Self-monitoring increases time-on-task of attention deficit hyperactivity disordered students in the regular classroom
AuthorCloward, R. Dean
AdvisorMishra, Shitala P.
MetadataShow full item record
PublisherThe University of Arizona.
RightsCopyright © is held by the author. Digital access to this material is made possible by the University Libraries, University of Arizona. Further transmission, reproduction or presentation (such as public display or performance) of protected items is prohibited except with permission of the author.
AbstractThis paper investigates self-monitoring as a structured intervention for studens with Attention Deficit Hyperactivity Disorder (ADHD) in the regular classroom. The definition and procedures for self monitoring are based on the research of Hallahan, Lloyd, Kosiewicz, Kauffman, and Graves, (1979). Three fourth grade classrooms, two treatment and one control, participated in this study. The ADHD students and all of their peers in the intervention classrooms were engaged at least once a day in monitoring their own behavior. Each student checked a box "on-task" or "off-task" when prompted by an audio signal (beep). An audio cassette was played for 10 to 30 minutes with beeps sounding at intervals ranging from 10 to 80 seconds (an average of 45 seconds between beeps). The intervention was used during mathematics instruction when students were expected to do independent seatwork. No student was singled-out during the intervention. Eight students previously diagnosed with ADHD, three in each intervention classroom and two in the control classroom, were monitored by observers without the students' knowledge of who was being observed. The ADHD students were observed during a baseline period before intervention began and throughout the intervention period. Additionally, they were rated pre- and post-intervention by their teachers on the Conners Teacher Rating Scale. Pre-intervention observation results were compared to intervention period results for both treatment and control groups. Comparisons were analyzed using analyses of variance (ANOVA) procedures. Additionally, the pre- and post-intervention findings of the Conners were analyzed using ANOVA and displayed graphically to demonstrate overall change.

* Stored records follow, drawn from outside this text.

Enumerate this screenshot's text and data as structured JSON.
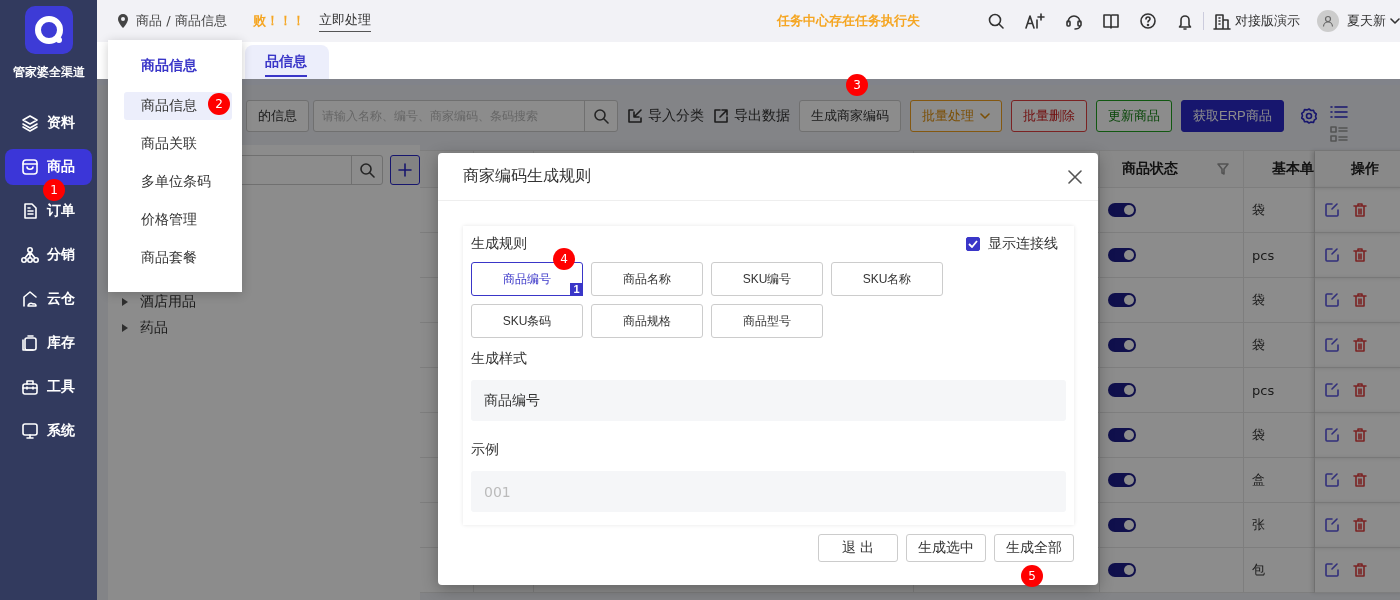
{
  "sidebar": {
    "brand": "管家婆全渠道",
    "items": [
      {
        "label": "资料",
        "selected": false
      },
      {
        "label": "商品",
        "selected": true
      },
      {
        "label": "订单",
        "selected": false
      },
      {
        "label": "分销",
        "selected": false
      },
      {
        "label": "云仓",
        "selected": false
      },
      {
        "label": "库存",
        "selected": false
      },
      {
        "label": "工具",
        "selected": false
      },
      {
        "label": "系统",
        "selected": false
      }
    ]
  },
  "topbar": {
    "breadcrumb": "商品 / 商品信息",
    "alert": "败！！！",
    "alert_action": "立即处理",
    "task_notice": "任务中心存在任务执行失",
    "account": "对接版演示",
    "user": "夏天新"
  },
  "tabs": [
    {
      "label": "品信息",
      "selected": true
    }
  ],
  "toolbar": {
    "items": [
      {
        "kind": "default",
        "label": "的信息"
      },
      {
        "kind": "search",
        "placeholder": "请输入名称、编号、商家编码、条码搜索"
      },
      {
        "kind": "import",
        "label": "导入分类"
      },
      {
        "kind": "export",
        "label": "导出数据"
      },
      {
        "kind": "default",
        "label": "生成商家编码"
      },
      {
        "kind": "warning",
        "label": "批量处理"
      },
      {
        "kind": "danger",
        "label": "批量删除"
      },
      {
        "kind": "success",
        "label": "更新商品"
      },
      {
        "kind": "primary",
        "label": "获取ERP商品"
      }
    ]
  },
  "category_tree": {
    "items": [
      {
        "label": "酒店用品",
        "expanded": false
      },
      {
        "label": "药品",
        "expanded": false
      }
    ]
  },
  "table": {
    "columns": [
      {
        "label": "商品状态",
        "filter": true
      },
      {
        "label": "基本单",
        "filter": false
      },
      {
        "label": "操作",
        "filter": false
      }
    ],
    "rows": [
      {
        "status_on": true,
        "unit": "袋"
      },
      {
        "status_on": true,
        "unit": "pcs"
      },
      {
        "status_on": true,
        "unit": "袋"
      },
      {
        "status_on": true,
        "unit": "袋"
      },
      {
        "status_on": true,
        "unit": "pcs"
      },
      {
        "status_on": true,
        "unit": "袋"
      },
      {
        "status_on": true,
        "unit": "盒"
      },
      {
        "status_on": true,
        "unit": "张"
      },
      {
        "status_on": true,
        "unit": "包"
      }
    ]
  },
  "nav_menu": {
    "title": "商品信息",
    "items": [
      {
        "label": "商品信息",
        "selected": true
      },
      {
        "label": "商品关联",
        "selected": false
      },
      {
        "label": "多单位条码",
        "selected": false
      },
      {
        "label": "价格管理",
        "selected": false
      },
      {
        "label": "商品套餐",
        "selected": false
      }
    ]
  },
  "dialog": {
    "title": "商家编码生成规则",
    "rules_label": "生成规则",
    "show_lines": {
      "label": "显示连接线",
      "checked": true
    },
    "rules": [
      {
        "label": "商品编号",
        "selected": true,
        "order": "1"
      },
      {
        "label": "商品名称",
        "selected": false
      },
      {
        "label": "SKU编号",
        "selected": false
      },
      {
        "label": "SKU名称",
        "selected": false
      },
      {
        "label": "SKU条码",
        "selected": false
      },
      {
        "label": "商品规格",
        "selected": false
      },
      {
        "label": "商品型号",
        "selected": false
      }
    ],
    "pattern_label": "生成样式",
    "pattern_value": "商品编号",
    "example_label": "示例",
    "example_placeholder": "001",
    "buttons": [
      "退 出",
      "生成选中",
      "生成全部"
    ]
  },
  "markers": [
    "1",
    "2",
    "3",
    "4",
    "5"
  ]
}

The results strengthen the claim that self-monitoring increases the time-on-task of ADHD students in a regular classroom, without singling them out from the group and without them knowing they were the aim of the intervention.
Degree ProgramGraduate College
Special Education, Rehabilitation, and School Psychology